I've mentioned (in passing) the excellent Cadenza magazine elsewhere on here, and it seems to be going from strength to strength under its new(ish) editor Zoe King (who took over from John Ravenscroft a year or so ago). You may think I'm only saying that because two of my stories have been long-listed in Cadenza's latest short story competition (hurrah!). But take a look at their new blog. It's worth it just to read Zoe's feedback on the sifting process for the short story competition. She makes three specific points about the stories that she and her fellow judges felt didn't make the grade. First, there were some good stories that didn't quite work because they were let down by their endings. Second, there were well-written pieces that didn't have any forward momentum (what Zoe calls a 'motor') - there was, she said, no rising and falling action. And third, there were stories where the idea was good but the execution let them down.
This seems to reflect my own experiences (and my own rant here a few weeks back). It also, to a certain extent, supports my view expressed last week that these are technical issues that can be taught and learnt. Zoe referred to good stories and well-written pieces that failed for technical reasons relating to the craft of creative writing, not the element of creativity itself.

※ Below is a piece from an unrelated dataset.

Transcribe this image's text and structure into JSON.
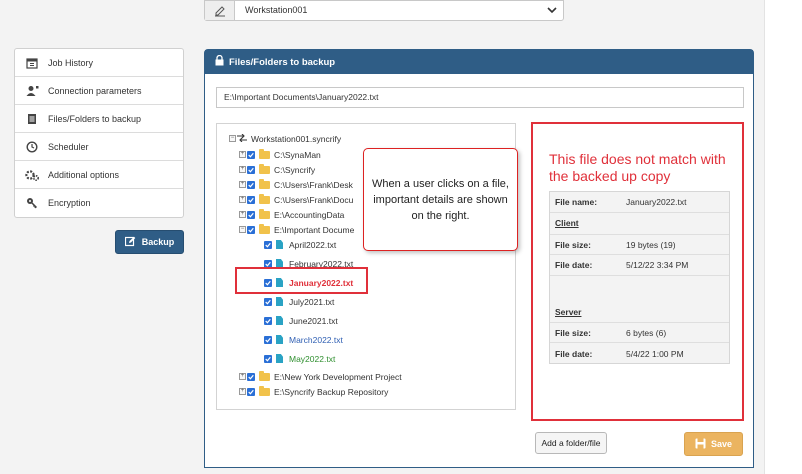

Which is one of the reasons why one of my writing buddies and I have set up a new enterprise, Word Fountain. Our aim is to help writers improve their craft in an informal, fun way. We don't promise they will acheive fame and fortune - we have no plans to become one of the 'new mental hospitals' that Hanif Kureishi railed against recently. We're running our first event in August - and we're accepting self referrals!